Aim of the exercise
Please write out every entry below, word for word.

Recorded information
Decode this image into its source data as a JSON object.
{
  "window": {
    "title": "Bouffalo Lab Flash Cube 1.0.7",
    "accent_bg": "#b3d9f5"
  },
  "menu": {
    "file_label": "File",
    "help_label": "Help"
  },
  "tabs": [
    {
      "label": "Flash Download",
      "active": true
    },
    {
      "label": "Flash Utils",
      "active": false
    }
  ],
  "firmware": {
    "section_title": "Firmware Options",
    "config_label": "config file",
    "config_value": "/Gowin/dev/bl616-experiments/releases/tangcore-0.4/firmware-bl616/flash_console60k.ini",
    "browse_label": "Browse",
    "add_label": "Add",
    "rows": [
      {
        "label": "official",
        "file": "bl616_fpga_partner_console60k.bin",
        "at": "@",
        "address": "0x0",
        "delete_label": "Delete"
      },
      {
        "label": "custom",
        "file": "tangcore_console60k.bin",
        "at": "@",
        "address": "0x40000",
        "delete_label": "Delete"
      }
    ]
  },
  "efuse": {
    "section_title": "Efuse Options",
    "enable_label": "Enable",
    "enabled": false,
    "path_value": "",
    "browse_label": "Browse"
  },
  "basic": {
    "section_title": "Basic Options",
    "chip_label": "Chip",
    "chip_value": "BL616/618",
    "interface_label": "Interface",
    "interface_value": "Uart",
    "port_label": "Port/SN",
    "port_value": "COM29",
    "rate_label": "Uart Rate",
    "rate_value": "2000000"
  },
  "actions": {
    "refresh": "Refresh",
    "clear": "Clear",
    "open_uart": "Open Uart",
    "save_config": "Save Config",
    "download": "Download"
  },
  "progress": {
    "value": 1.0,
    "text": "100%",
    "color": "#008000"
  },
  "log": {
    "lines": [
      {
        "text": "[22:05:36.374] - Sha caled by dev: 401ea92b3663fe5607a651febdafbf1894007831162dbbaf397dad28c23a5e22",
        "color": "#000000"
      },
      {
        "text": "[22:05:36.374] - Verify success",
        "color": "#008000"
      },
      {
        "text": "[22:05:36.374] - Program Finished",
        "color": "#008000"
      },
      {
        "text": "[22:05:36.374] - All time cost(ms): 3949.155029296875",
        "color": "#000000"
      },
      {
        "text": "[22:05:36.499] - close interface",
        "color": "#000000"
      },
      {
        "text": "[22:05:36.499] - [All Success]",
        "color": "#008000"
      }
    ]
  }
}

Exercise output
Decode this image into its source data as a JSON object.
{
  "window": {
    "title": "Bouffalo Lab Flash Cube 1.0.7",
    "accent_bg": "#b3d9f5"
  },
  "menu": {
    "file_label": "File",
    "help_label": "Help"
  },
  "tabs": [
    {
      "label": "Flash Download",
      "active": true
    },
    {
      "label": "Flash Utils",
      "active": false
    }
  ],
  "firmware": {
    "section_title": "Firmware Options",
    "config_label": "config file",
    "config_value": "/Gowin/dev/bl616-experiments/releases/tangcore-0.4/firmware-bl616/flash_console60k.ini",
    "browse_label": "Browse",
    "add_label": "Add",
    "rows": [
      {
        "label": "official",
        "file": "bl616_fpga_partner_console60k.bin",
        "at": "@",
        "address": "0x0",
        "delete_label": "Delete"
      },
      {
        "label": "custom",
        "file": "tangcore_console60k.bin",
        "at": "@",
        "address": "0x40000",
        "delete_label": "Delete"
      }
    ]
  },
  "efuse": {
    "section_title": "Efuse Options",
    "enable_label": "Enable",
    "enabled": false,
    "path_value": "",
    "browse_label": "Browse"
  },
  "basic": {
    "section_title": "Basic Options",
    "chip_label": "Chip",
    "chip_value": "BL616/618",
    "interface_label": "Interface",
    "interface_value": "Uart",
    "port_label": "Port/SN",
    "port_value": "COM29",
    "rate_label": "Uart Rate",
    "rate_value": "2000000"
  },
  "actions": {
    "refresh": "Refresh",
    "clear": "Clear",
    "open_uart": "Open Uart",
    "save_config": "Save Config",
    "download": "Download"
  },
  "progress": {
    "value": 1.0,
    "text": "100%",
    "color": "#008000"
  },
  "log": {
    "lines": [
      {
        "text": "[22:05:36.374] - Sha caled by dev: 401ea92b3663fe5607a651febdafbf1894007831162dbbaf397dad28c23a5e22",
        "color": "#000000"
      },
      {
        "text": "[22:05:36.374] - Verify success",
        "color": "#008000"
      },
      {
        "text": "[22:05:36.374] - Program Finished",
        "color": "#008000"
      },
      {
        "text": "[22:05:36.374] - All time cost(ms): 3949.155029296875",
        "color": "#000000"
      },
      {
        "text": "[22:05:36.499] - close interface",
        "color": "#000000"
      },
      {
        "text": "[22:05:36.499] - [All Success]",
        "color": "#008000"
      }
    ]
  }
}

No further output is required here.